09 June 2023
Antony Johnston looks at how writing graphic novels, games, and films made him a better crime writer
I’ve been lucky enough to have a pretty varied career. I’ve written books, videogames, graphic novels and comic books, screenplays, non-fiction, and short stories.
But it’s not only luck that brought me this eclectic range of work. I’ve consciously sought to write in different media, ever since my first professional writing gigs (which were for tabletop role-playing games, so add another to that list).
Why? The most immediate reason is simply that I like it. I enjoy creative challenges and new experiences.
But the main reason is a little more calculated. You see, while my output these days is mostly crime and thriller novels, I’m a firm believer that working across lots of different media over the years has made me better at it. In fact, I consistently encourage new writers to do the same if they’re given the opportunity.
Every storytelling medium has its own unique advantages. Novels allow you to journey deep inside a character’s mind and motivations; comics are a unique juxtaposition of imagery and text; videogames are an immersive and interactive experience; film and TV engage the senses with movement, emotion, and sound; and so on.
The flip side is that working solely in one or two formats means you risk only exercising the parts of your writing brain specifically required by those media. If you’ve never written a comic, you won’t be practised at combining images with text. If you’ve never written a novel, you won’t have the experience of spending hundreds of pages delving into a character. If you’ve never written a game, you won’t know what’s required to make an interactive story compelling.
Does it matter? I think so, because many of those skills can be carried across from one medium to another. I’ve spent years doing just that. My first jobs writing for role-playing games taught me how to build imaginary words that other people would want to play in, and how to quickly sketch out interesting characters. Those skills were useful when I began scripting comics and graphic novels, which themselves honed my ability to write stories economically, using as few words and images as possible in short, compressed scenes. That stood me in good stead for writing videogames, which can be more expensive than movies per minute of screen time, and require a ruthless narrative economy. Games taught me how to write for actors, and how to focus a player’s mind on the choices they (playing as a character) must make.
By the time I came to write novels and screenplays, then, all of those skills were in the bank. I endeavour to write briskly-paced page-turners with unique and interesting characters, not wasting a word or moment of the readers’ time. The lessons I’ve learned from other media give me a head start in achieving that.
This isn’t only a linear progression, either. It doesn’t just move in a single direction. I still write videogames, graphic novels, short stories, and whatever else grabs my interest that will fit in my schedule. So the things I’ve learnt writing novels have influenced how I write games; the skills I’ve gained from screenplays have helped me write better graphic novels; and so on.
Put simply, continuing to work across different media makes me a better and more well-rounded writer. How could it not? We all write from experience, both technical and emotional. Widening that experience, just as we might choose to broaden our horizons by travelling or taking up a new hobby, can only help.
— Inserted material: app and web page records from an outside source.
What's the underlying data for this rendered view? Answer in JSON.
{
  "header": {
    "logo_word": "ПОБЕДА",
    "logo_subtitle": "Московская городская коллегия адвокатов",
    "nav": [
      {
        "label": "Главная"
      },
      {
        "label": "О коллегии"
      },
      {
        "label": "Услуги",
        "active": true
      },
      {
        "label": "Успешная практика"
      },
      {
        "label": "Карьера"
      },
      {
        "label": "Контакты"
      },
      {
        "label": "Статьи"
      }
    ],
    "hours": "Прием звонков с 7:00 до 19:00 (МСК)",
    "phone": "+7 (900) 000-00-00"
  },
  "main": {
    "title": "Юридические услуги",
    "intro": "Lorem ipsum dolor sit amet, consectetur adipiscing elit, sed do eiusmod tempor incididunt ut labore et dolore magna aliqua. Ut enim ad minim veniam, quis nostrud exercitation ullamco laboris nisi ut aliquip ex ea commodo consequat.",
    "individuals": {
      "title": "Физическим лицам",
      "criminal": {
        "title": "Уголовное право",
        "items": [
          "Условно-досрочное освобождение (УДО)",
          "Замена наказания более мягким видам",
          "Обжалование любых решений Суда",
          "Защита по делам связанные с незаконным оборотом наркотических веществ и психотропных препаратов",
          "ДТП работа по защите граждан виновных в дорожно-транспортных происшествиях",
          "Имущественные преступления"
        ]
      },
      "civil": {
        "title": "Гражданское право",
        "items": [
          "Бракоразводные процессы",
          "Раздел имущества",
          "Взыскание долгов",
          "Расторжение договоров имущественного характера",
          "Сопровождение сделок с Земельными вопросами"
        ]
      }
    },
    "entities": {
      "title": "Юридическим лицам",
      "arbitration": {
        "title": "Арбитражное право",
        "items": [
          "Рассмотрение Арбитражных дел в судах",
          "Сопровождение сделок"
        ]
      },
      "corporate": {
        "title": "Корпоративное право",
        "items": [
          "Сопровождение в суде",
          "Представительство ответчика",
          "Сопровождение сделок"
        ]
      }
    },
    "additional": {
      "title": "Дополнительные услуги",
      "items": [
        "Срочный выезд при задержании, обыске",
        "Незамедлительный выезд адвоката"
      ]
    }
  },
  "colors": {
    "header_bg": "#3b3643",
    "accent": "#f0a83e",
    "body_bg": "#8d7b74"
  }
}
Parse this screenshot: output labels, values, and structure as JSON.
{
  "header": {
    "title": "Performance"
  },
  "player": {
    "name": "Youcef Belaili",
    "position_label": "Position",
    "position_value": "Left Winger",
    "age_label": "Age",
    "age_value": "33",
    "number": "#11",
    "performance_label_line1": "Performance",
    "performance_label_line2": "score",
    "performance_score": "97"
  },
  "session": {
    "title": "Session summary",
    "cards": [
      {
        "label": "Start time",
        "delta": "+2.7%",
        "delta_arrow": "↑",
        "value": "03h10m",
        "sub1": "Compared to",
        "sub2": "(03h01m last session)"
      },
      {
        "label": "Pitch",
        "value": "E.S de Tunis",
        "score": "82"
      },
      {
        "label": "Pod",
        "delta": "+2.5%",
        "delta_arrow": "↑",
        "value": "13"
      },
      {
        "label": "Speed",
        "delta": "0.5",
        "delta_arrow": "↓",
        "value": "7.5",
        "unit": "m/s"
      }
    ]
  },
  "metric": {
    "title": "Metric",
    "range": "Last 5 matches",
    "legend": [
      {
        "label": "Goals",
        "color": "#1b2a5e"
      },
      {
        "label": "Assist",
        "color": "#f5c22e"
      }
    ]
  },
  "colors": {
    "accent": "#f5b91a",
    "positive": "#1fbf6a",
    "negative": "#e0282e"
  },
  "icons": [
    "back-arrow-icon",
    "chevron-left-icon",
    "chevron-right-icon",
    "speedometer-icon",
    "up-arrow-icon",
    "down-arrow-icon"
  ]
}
If there’s one thing that unifies almost all of my work, though, it’s mystery. I’ve always been a mystery reader, thanks to a childhood spent devouring every Famous Five and Three Investigators book I could find, so it’s no surprise most of my work is in the same vein. I even once worked a traditional murder mystery into a Marvel superhero comic, and what is Atomic Blonde if not a grand mystery from start to finish?
My new book, The Dog Sitter Detective, puts all of this to the test. It’s a cosy crime, something I’ve long read (and watched on TV) but haven’t written before. Like I said, I enjoy a creative challenge, and writing the book – which I started during the first Covid lockdown simply as a way to cheer myself up – has been a further education. It’s light-hearted, even funny in places, with larger-than-life characters and plenty of twists. It wasn’t easy to find the right balance between comedy and caricature, between mystery and muddle, but having that broad experience to draw on helped me find it.
Seek out new writing challenges, and work in different media if you get the opportunity. You’ll be surprised what you learn.
The Dog Sitter Detective by Antony Johnston is published by Allison & Busby (£8.99)
Interested in creative writing that uses mixed media? Read this exclusive short story, 'The Bullies' by L.C. North.